Each 5-star hotel had hired a bus to take its respective patrons back to town – so nudge into the most inconspicuous line we did. Within moments, we were seated and surrounded by chattering, post-aristo Susies the entirety of the swashbuckling trip back to town. Through twisting, towering highways we blazed through endless neon lights, Mandarin billboards and daunting, darkened high-rises, the exploding skyline a reminder we were still on Mars. I pinched myself and hazily tried to read the LRB.
We arrived at the Park Hyatt a giggling troupe. Biting our respective tongues (we’d boarded the bus in shorts and flip-flops), we thanked the gracious driver and descended into the hotel lobby. In a different light, the younger matriarchs weren’t as charming as I’d originally thought; nay, the artificial luster now revealed the crease of time, the facial sorrows of social anxiety. Could it be? Were they not of royal stock? Were we not the only imposters that surreal Sunday evening in December?
What we witnessed that day were the remnants of bygone era, an age in which attitude, style and racial prerogative reigned supreme: the visceral gut of imperial order. Granted, we all love beer and horses, but some of us love them more. And in a completely different manner. Perhaps. But what if the opposite were true? What if our friends on the bus were not the August Inheritors of an Ancient Imperial Order, the incarnation of Her Majesty’s human scepter? Suppose they were the same hen-bound women smoking ciggs on that Easyjet flight to Lisbon? The more I pondered the matter, the less I could tell.

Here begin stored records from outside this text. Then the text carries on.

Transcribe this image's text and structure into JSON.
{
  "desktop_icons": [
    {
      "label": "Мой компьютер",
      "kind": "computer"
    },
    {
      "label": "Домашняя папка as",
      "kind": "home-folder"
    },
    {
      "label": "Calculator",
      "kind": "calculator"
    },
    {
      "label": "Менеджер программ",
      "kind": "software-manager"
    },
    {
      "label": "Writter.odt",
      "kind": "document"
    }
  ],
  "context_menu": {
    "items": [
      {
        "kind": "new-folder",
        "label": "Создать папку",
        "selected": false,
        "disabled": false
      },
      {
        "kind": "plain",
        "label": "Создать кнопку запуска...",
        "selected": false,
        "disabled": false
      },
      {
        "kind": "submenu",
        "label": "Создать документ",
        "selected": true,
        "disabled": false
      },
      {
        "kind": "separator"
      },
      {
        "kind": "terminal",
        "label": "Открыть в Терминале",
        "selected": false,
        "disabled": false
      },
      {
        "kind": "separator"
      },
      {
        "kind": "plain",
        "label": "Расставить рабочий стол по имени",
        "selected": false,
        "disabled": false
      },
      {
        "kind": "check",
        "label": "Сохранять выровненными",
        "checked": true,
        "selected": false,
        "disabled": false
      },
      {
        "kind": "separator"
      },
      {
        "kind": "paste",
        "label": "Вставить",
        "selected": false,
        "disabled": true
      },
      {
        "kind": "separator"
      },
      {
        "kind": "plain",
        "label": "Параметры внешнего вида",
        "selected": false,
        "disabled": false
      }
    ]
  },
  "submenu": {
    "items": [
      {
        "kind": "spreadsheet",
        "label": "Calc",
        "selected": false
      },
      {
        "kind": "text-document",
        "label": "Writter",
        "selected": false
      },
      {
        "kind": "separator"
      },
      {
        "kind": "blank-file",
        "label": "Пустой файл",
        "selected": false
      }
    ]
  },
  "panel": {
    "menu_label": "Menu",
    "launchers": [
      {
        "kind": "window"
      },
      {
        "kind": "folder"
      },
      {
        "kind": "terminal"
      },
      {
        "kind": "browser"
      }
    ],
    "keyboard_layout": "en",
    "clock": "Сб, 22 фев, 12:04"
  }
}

In the end, we went for Thai and a tallboy down the road in Wan Chai, the city’s charmingly grotesque red-light district (partially) awash in balding, blustering, bulging, horny middle-aged men from Aus and the British Isles. A hundred years ago they’d be sailing into port to burn down the Summer Palace and scheme on listless Chinese girls. Today, they pry on off-duty Filipino domestic workers and throw popcorn at the television screen. Outside of 711 strut the corpulent West African sidewalksters, perennial fixtures of the night. A gutted Belgian strolled by; he seemed to know them all by name.